by Ray Foxworth, D.C., FICC, MCS-P
President & Founder, ChiroHealthUSA
For decades I have subscribed to the wisdom of President Ronald Reagan, “Trust, but verify.” Unfortunately, not enough docs around the country are verifying that the information they receive from consultants, management companies, DME suppliers, and others is accurate. They trust that what they are being told is accurate, and unfortunately, suffer the consequences for not verifying the information. In this day and age, there are numerous resources at our fingertips to verify information, from our state associations to Google.
In August, I ran across an article about a practice that is currently suffering from the consequences of “taking their word for it” and not doing their research. In April 2016, the practice owner contracted with a consulting company that assists chiropractors in developing additional sources of revenue. The company recommended they hire nurse practitioners and a medical director so the practice could bill private and public healthcare providers for services that a chiropractor alone could not.

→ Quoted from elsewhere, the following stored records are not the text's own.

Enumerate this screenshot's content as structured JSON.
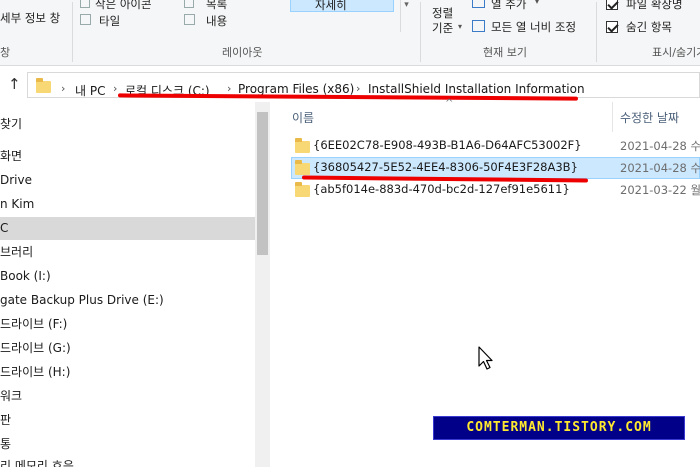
{
  "ribbon": {
    "layout_items": [
      "세부 정보 창",
      "작은 아이콘",
      "목록",
      "자세히",
      "타일",
      "내용"
    ],
    "layout_group": "레이아웃",
    "sort_label": "정렬\n기준",
    "add_column": "열 추가",
    "fit_columns": "모든 열 너비 조정",
    "current_view_group": "현재 보기",
    "file_ext": "파일 확장명",
    "hidden_items": "숨긴 항목",
    "show_hide_group": "표시/숨기기"
  },
  "address": {
    "crumbs": [
      "내 PC",
      "로컬 디스크 (C:)",
      "Program Files (x86)",
      "InstallShield Installation Information"
    ]
  },
  "nav": {
    "items": [
      "찾기",
      "화면",
      "Drive",
      "n Kim",
      "C",
      "브러리",
      "Book (I:)",
      "gate Backup Plus Drive (E:)",
      "드라이브 (F:)",
      "드라이브 (G:)",
      "드라이브 (H:)",
      "워크",
      "판",
      "통",
      "리 메모리 흐음"
    ]
  },
  "content": {
    "col_name": "이름",
    "col_date": "수정한 날짜",
    "rows": [
      {
        "name": "{6EE02C78-E908-493B-B1A6-D64AFC53002F}",
        "date": "2021-04-28 수"
      },
      {
        "name": "{36805427-5E52-4EE4-8306-50F4E3F28A3B}",
        "date": "2021-04-28 수"
      },
      {
        "name": "{ab5f014e-883d-470d-bc2d-127ef91e5611}",
        "date": "2021-03-22 월"
      }
    ]
  },
  "watermark": "COMTERMAN.TISTORY.COM",
  "colors": {
    "highlight_line": "#ee0000",
    "selection": "#cce8ff",
    "folder": "#f8d775",
    "watermark_bg": "#000088",
    "watermark_text": "#ffe92e"
  }
}
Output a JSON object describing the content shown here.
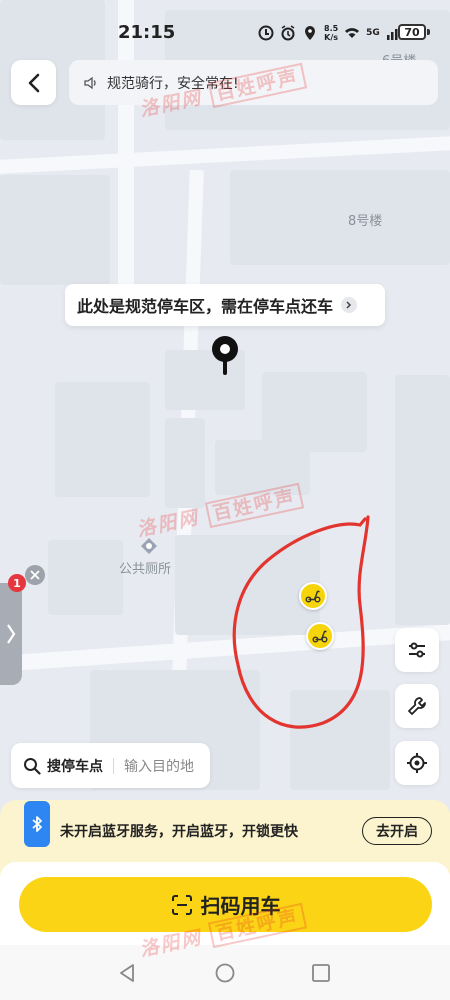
{
  "status_bar": {
    "time": "21:15",
    "net_speed": "8.5",
    "net_unit": "K/s",
    "network": "5G",
    "battery": "70"
  },
  "top_bar": {
    "notice": "规范骑行，安全常在!"
  },
  "map": {
    "labels": {
      "building_top": "6号楼",
      "building_8": "8号楼",
      "poi_toilet": "公共厕所"
    },
    "parking_tip": "此处是规范停车区，需在停车点还车",
    "colors": {
      "annotation": "#e3352f",
      "scooter": "#f6d40a"
    }
  },
  "side_panel": {
    "badge_count": "1"
  },
  "search": {
    "label": "搜停车点",
    "placeholder": "输入目的地"
  },
  "bluetooth_banner": {
    "text": "未开启蓝牙服务，开启蓝牙，开锁更快",
    "action": "去开启"
  },
  "primary_action": {
    "label": "扫码用车",
    "color": "#fbd515"
  },
  "watermark": {
    "site": "洛阳网",
    "tag": "百姓呼声"
  },
  "icons": [
    "back-arrow-icon",
    "speaker-icon",
    "location-pin-icon",
    "scooter-icon",
    "filter-icon",
    "wrench-icon",
    "locate-icon",
    "search-icon",
    "bluetooth-icon",
    "scan-icon"
  ]
}
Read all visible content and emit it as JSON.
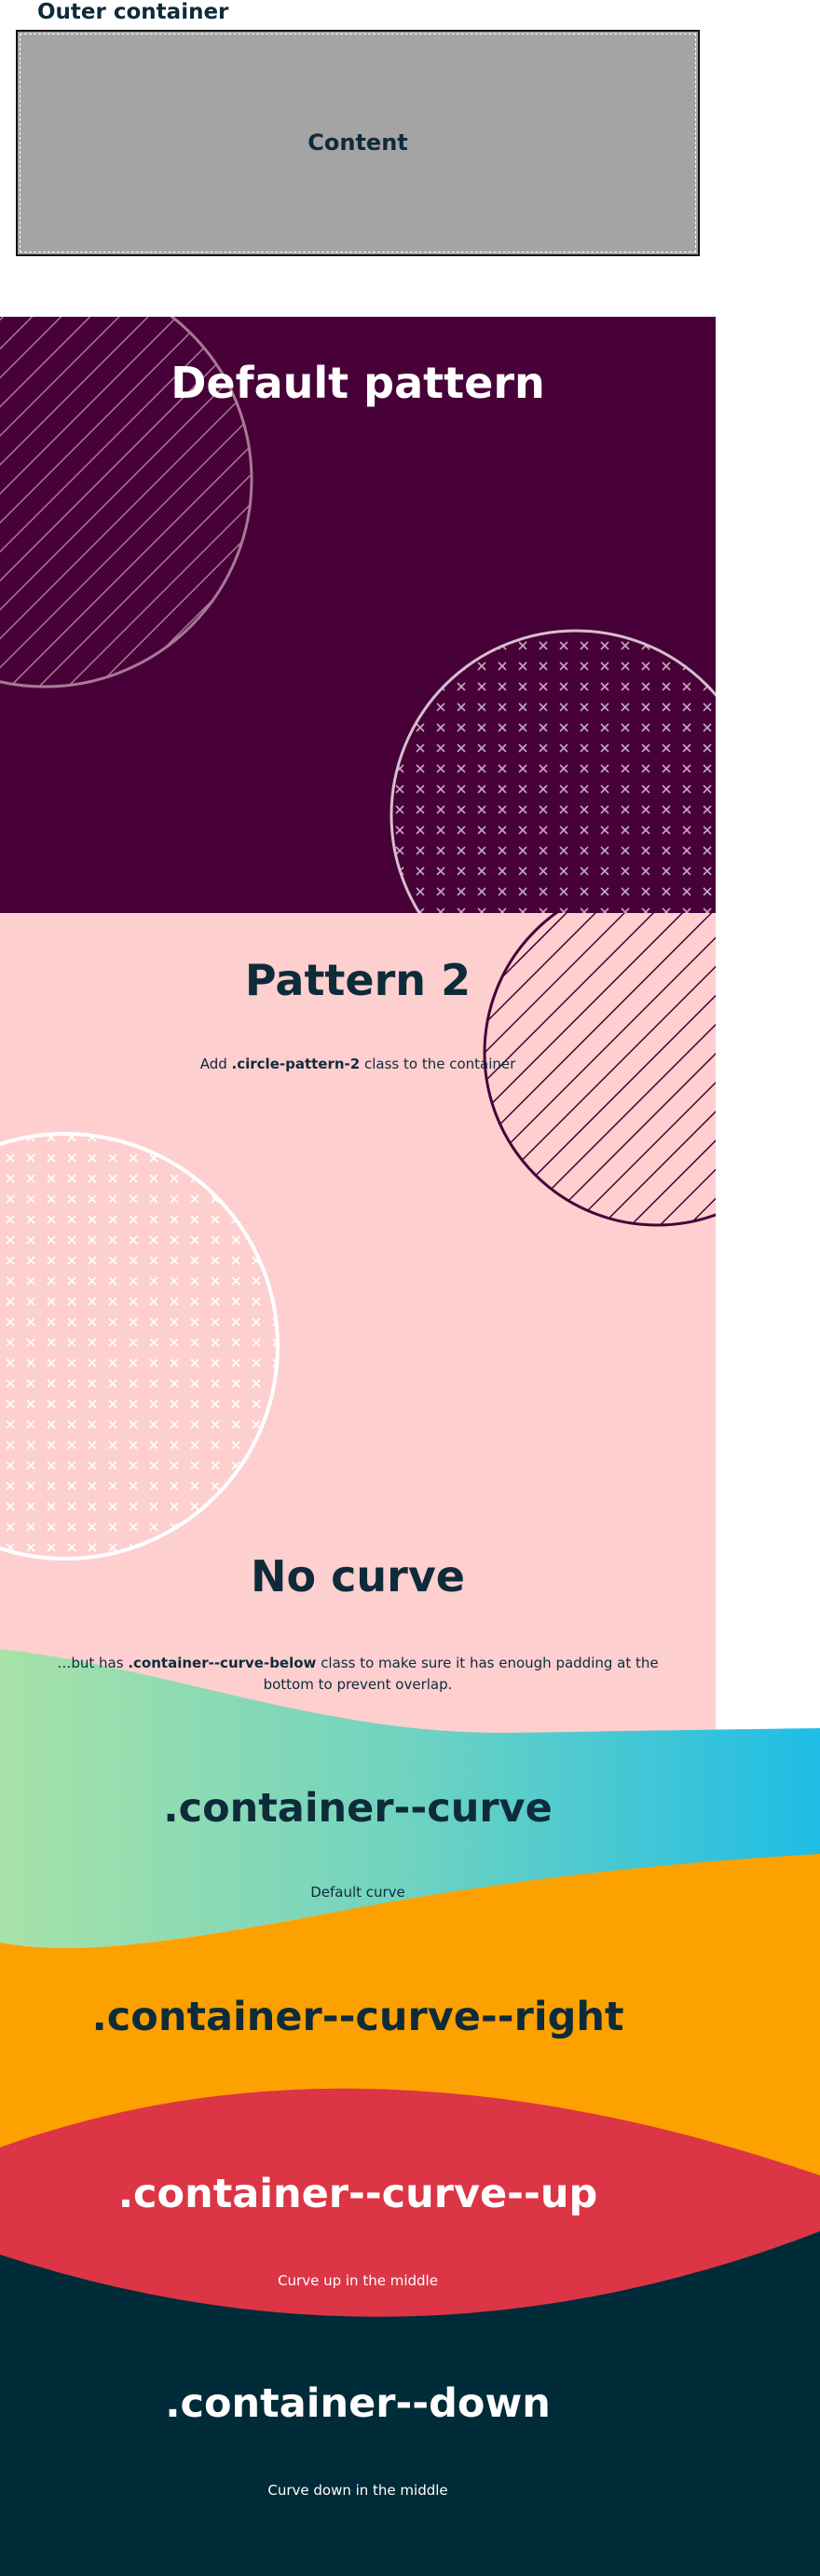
{
  "outer": {
    "title": "Outer container",
    "content": "Content"
  },
  "default_pattern": {
    "title": "Default pattern",
    "background": "#470038"
  },
  "pattern2": {
    "title": "Pattern 2",
    "desc_prefix": "Add ",
    "desc_bold": ".circle-pattern-2",
    "desc_suffix": " class to the container",
    "background": "#fdcfcf"
  },
  "no_curve": {
    "title": "No curve",
    "desc_line1_prefix": "…but has ",
    "desc_bold": ".container--curve-below",
    "desc_line1_suffix": " class to make sure it has enough padding at the",
    "desc_line2": "bottom to prevent overlap."
  },
  "curve": {
    "title": ".container--curve",
    "desc": "Default curve"
  },
  "curve_right": {
    "title": ".container--curve--right",
    "background": "#fca100"
  },
  "curve_up": {
    "title": ".container--curve--up",
    "desc": "Curve up in the middle",
    "background": "#dc3545"
  },
  "down": {
    "title": ".container--down",
    "desc": "Curve down in the middle",
    "background": "#002b38"
  }
}
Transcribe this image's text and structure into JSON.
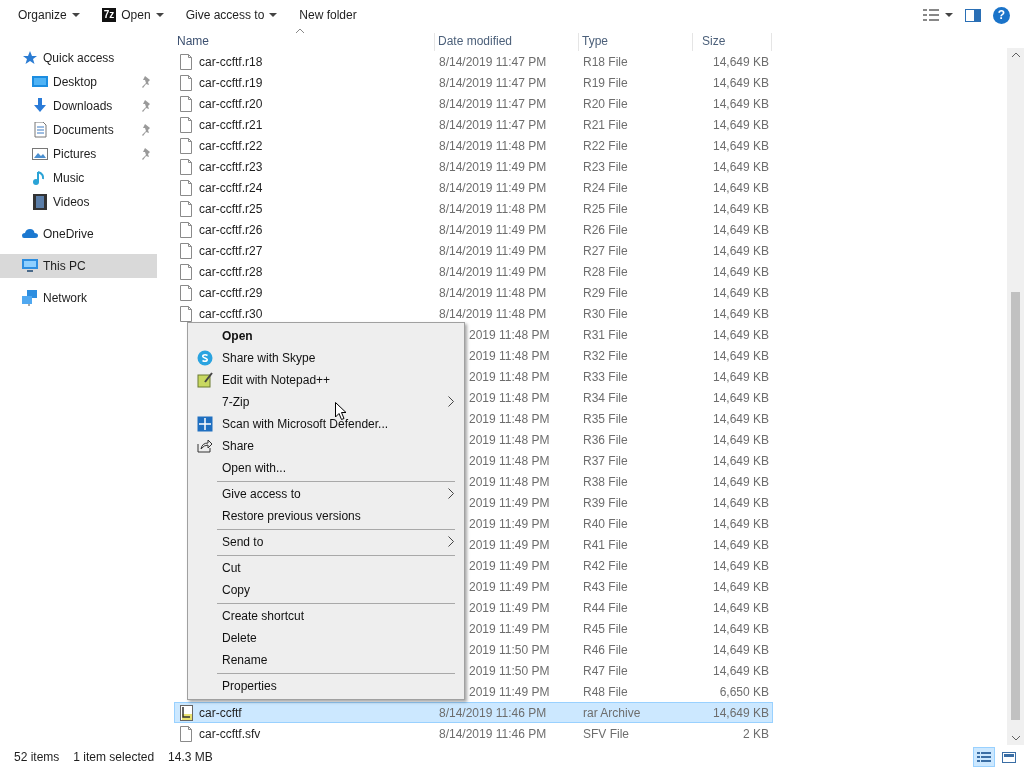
{
  "toolbar": {
    "items": [
      {
        "kind": "dropdown",
        "label": "Organize"
      },
      {
        "kind": "app-dropdown",
        "label": "Open",
        "icon_text": "7z"
      },
      {
        "kind": "dropdown",
        "label": "Give access to"
      },
      {
        "kind": "button",
        "label": "New folder"
      }
    ],
    "help": "?"
  },
  "sidebar": {
    "items": [
      {
        "label": "Quick access",
        "selected": false,
        "children": [
          {
            "label": "Desktop",
            "pinned": true,
            "selected": false
          },
          {
            "label": "Downloads",
            "pinned": true,
            "selected": false
          },
          {
            "label": "Documents",
            "pinned": true,
            "selected": false
          },
          {
            "label": "Pictures",
            "pinned": true,
            "selected": false
          },
          {
            "label": "Music",
            "pinned": false,
            "selected": false
          },
          {
            "label": "Videos",
            "pinned": false,
            "selected": false
          }
        ]
      },
      {
        "label": "OneDrive",
        "selected": false
      },
      {
        "label": "This PC",
        "selected": true
      },
      {
        "label": "Network",
        "selected": false
      }
    ]
  },
  "table": {
    "columns": [
      {
        "label": "Name",
        "sorted": true
      },
      {
        "label": "Date modified",
        "sorted": false
      },
      {
        "label": "Type",
        "sorted": false
      },
      {
        "label": "Size",
        "sorted": false
      }
    ],
    "rows": [
      {
        "name": "car-ccftf.r18",
        "date": "8/14/2019 11:47 PM",
        "type": "R18 File",
        "size": "14,649 KB",
        "selected": false
      },
      {
        "name": "car-ccftf.r19",
        "date": "8/14/2019 11:47 PM",
        "type": "R19 File",
        "size": "14,649 KB",
        "selected": false
      },
      {
        "name": "car-ccftf.r20",
        "date": "8/14/2019 11:47 PM",
        "type": "R20 File",
        "size": "14,649 KB",
        "selected": false
      },
      {
        "name": "car-ccftf.r21",
        "date": "8/14/2019 11:47 PM",
        "type": "R21 File",
        "size": "14,649 KB",
        "selected": false
      },
      {
        "name": "car-ccftf.r22",
        "date": "8/14/2019 11:48 PM",
        "type": "R22 File",
        "size": "14,649 KB",
        "selected": false
      },
      {
        "name": "car-ccftf.r23",
        "date": "8/14/2019 11:49 PM",
        "type": "R23 File",
        "size": "14,649 KB",
        "selected": false
      },
      {
        "name": "car-ccftf.r24",
        "date": "8/14/2019 11:49 PM",
        "type": "R24 File",
        "size": "14,649 KB",
        "selected": false
      },
      {
        "name": "car-ccftf.r25",
        "date": "8/14/2019 11:48 PM",
        "type": "R25 File",
        "size": "14,649 KB",
        "selected": false
      },
      {
        "name": "car-ccftf.r26",
        "date": "8/14/2019 11:49 PM",
        "type": "R26 File",
        "size": "14,649 KB",
        "selected": false
      },
      {
        "name": "car-ccftf.r27",
        "date": "8/14/2019 11:49 PM",
        "type": "R27 File",
        "size": "14,649 KB",
        "selected": false
      },
      {
        "name": "car-ccftf.r28",
        "date": "8/14/2019 11:49 PM",
        "type": "R28 File",
        "size": "14,649 KB",
        "selected": false
      },
      {
        "name": "car-ccftf.r29",
        "date": "8/14/2019 11:48 PM",
        "type": "R29 File",
        "size": "14,649 KB",
        "selected": false
      },
      {
        "name": "car-ccftf.r30",
        "date": "8/14/2019 11:48 PM",
        "type": "R30 File",
        "size": "14,649 KB",
        "selected": false
      },
      {
        "date": "2019 11:48 PM",
        "type": "R31 File",
        "size": "14,649 KB",
        "selected": false
      },
      {
        "date": "2019 11:48 PM",
        "type": "R32 File",
        "size": "14,649 KB",
        "selected": false
      },
      {
        "date": "2019 11:48 PM",
        "type": "R33 File",
        "size": "14,649 KB",
        "selected": false
      },
      {
        "date": "2019 11:48 PM",
        "type": "R34 File",
        "size": "14,649 KB",
        "selected": false
      },
      {
        "date": "2019 11:48 PM",
        "type": "R35 File",
        "size": "14,649 KB",
        "selected": false
      },
      {
        "date": "2019 11:48 PM",
        "type": "R36 File",
        "size": "14,649 KB",
        "selected": false
      },
      {
        "date": "2019 11:48 PM",
        "type": "R37 File",
        "size": "14,649 KB",
        "selected": false
      },
      {
        "date": "2019 11:48 PM",
        "type": "R38 File",
        "size": "14,649 KB",
        "selected": false
      },
      {
        "date": "2019 11:49 PM",
        "type": "R39 File",
        "size": "14,649 KB",
        "selected": false
      },
      {
        "date": "2019 11:49 PM",
        "type": "R40 File",
        "size": "14,649 KB",
        "selected": false
      },
      {
        "date": "2019 11:49 PM",
        "type": "R41 File",
        "size": "14,649 KB",
        "selected": false
      },
      {
        "date": "2019 11:49 PM",
        "type": "R42 File",
        "size": "14,649 KB",
        "selected": false
      },
      {
        "date": "2019 11:49 PM",
        "type": "R43 File",
        "size": "14,649 KB",
        "selected": false
      },
      {
        "date": "2019 11:49 PM",
        "type": "R44 File",
        "size": "14,649 KB",
        "selected": false
      },
      {
        "date": "2019 11:49 PM",
        "type": "R45 File",
        "size": "14,649 KB",
        "selected": false
      },
      {
        "date": "2019 11:50 PM",
        "type": "R46 File",
        "size": "14,649 KB",
        "selected": false
      },
      {
        "date": "2019 11:50 PM",
        "type": "R47 File",
        "size": "14,649 KB",
        "selected": false
      },
      {
        "date": "2019 11:49 PM",
        "type": "R48 File",
        "size": "6,650 KB",
        "selected": false
      },
      {
        "name": "car-ccftf",
        "date": "8/14/2019 11:46 PM",
        "type": "rar Archive",
        "size": "14,649 KB",
        "selected": true
      },
      {
        "name": "car-ccftf.sfv",
        "date": "8/14/2019 11:46 PM",
        "type": "SFV File",
        "size": "2 KB",
        "selected": false
      }
    ]
  },
  "context_menu": {
    "groups": [
      [
        {
          "label": "Open",
          "default": true,
          "submenu": false
        },
        {
          "label": "Share with Skype",
          "default": false,
          "submenu": false
        },
        {
          "label": "Edit with Notepad++",
          "default": false,
          "submenu": false
        },
        {
          "label": "7-Zip",
          "default": false,
          "submenu": true
        },
        {
          "label": "Scan with Microsoft Defender...",
          "default": false,
          "submenu": false
        },
        {
          "label": "Share",
          "default": false,
          "submenu": false
        },
        {
          "label": "Open with...",
          "default": false,
          "submenu": false
        }
      ],
      [
        {
          "label": "Give access to",
          "default": false,
          "submenu": true
        },
        {
          "label": "Restore previous versions",
          "default": false,
          "submenu": false
        }
      ],
      [
        {
          "label": "Send to",
          "default": false,
          "submenu": true
        }
      ],
      [
        {
          "label": "Cut",
          "default": false,
          "submenu": false
        },
        {
          "label": "Copy",
          "default": false,
          "submenu": false
        }
      ],
      [
        {
          "label": "Create shortcut",
          "default": false,
          "submenu": false
        },
        {
          "label": "Delete",
          "default": false,
          "submenu": false
        },
        {
          "label": "Rename",
          "default": false,
          "submenu": false
        }
      ],
      [
        {
          "label": "Properties",
          "default": false,
          "submenu": false
        }
      ]
    ]
  },
  "status_bar": {
    "item_count": "52 items",
    "selection": "1 item selected",
    "selection_size": "14.3 MB",
    "view_buttons": [
      {
        "selected": true
      },
      {
        "selected": false
      }
    ]
  }
}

The practice collected $1,434,798.45 in Medicare reimbursements by submitting false claims for the surgical implantation of neurostimulators and pulse generators while actually only installing an acupuncture device. The electric acupuncture device, called a P-Stim, requires only that wires from a small, wearable battery-powered device be attached to patient’s ears. The P-Stim can also easily be attached in an office setting. The P-Stim acupuncture devices cost just $300-$500, but Medicare paid $5,800 to $6,400 each time the practice billed under a code that actually applied to a neurostimulator device. The practice followed the consultant’s advice, and unwittingly used a billing code for the acupuncture device that was actually the code for the neurostimulator. When the error was discovered, the owner effectively blew the whistle on herself. The practice agreed to pay $4,304,692.35 in triple damages while the owner paid $700,000 in civil penalties. This article is not meant to disparage the vendors and suppliers in our profession. It is intended to highlight the importance of doing your homework! Box 31 on the claim form is YOUR attestation that the information is accurate, and if it isn’t accurate, it is YOUR name on the claim, not the vendors and YOUR fine. So again, Trust But Verify!
Unfortunately, this story is not an anomaly. These kinds of things happen every day. We are all looking for ways to grow our businesses and help our patients, but our responsibility as Doctors of Chiropractic is to verify that we are doing the right things in the right ways. When we don’t, it doesn’t just cost us, but it is often our patients who suffer when fines and penalties of this magnitude result in closed doors.
As a chiropractor, I want my team to focus on patient care. As a business owner, I have a responsibility to make sure that what we do is compliant. That is why I contracted with a compliance team to ensure that what we are being as compliant as possible. I don’t have to know all of the answers, because I work with experts who do. With all the rules and regulations around healthcare today, it can be difficult to see just where your risk may lie. I strongly recommend that you receive a free Gap Analysis from ChiroArmor. At the very least, it will let you know the areas of risk in your practice, so you can begin taking steps to minimize them.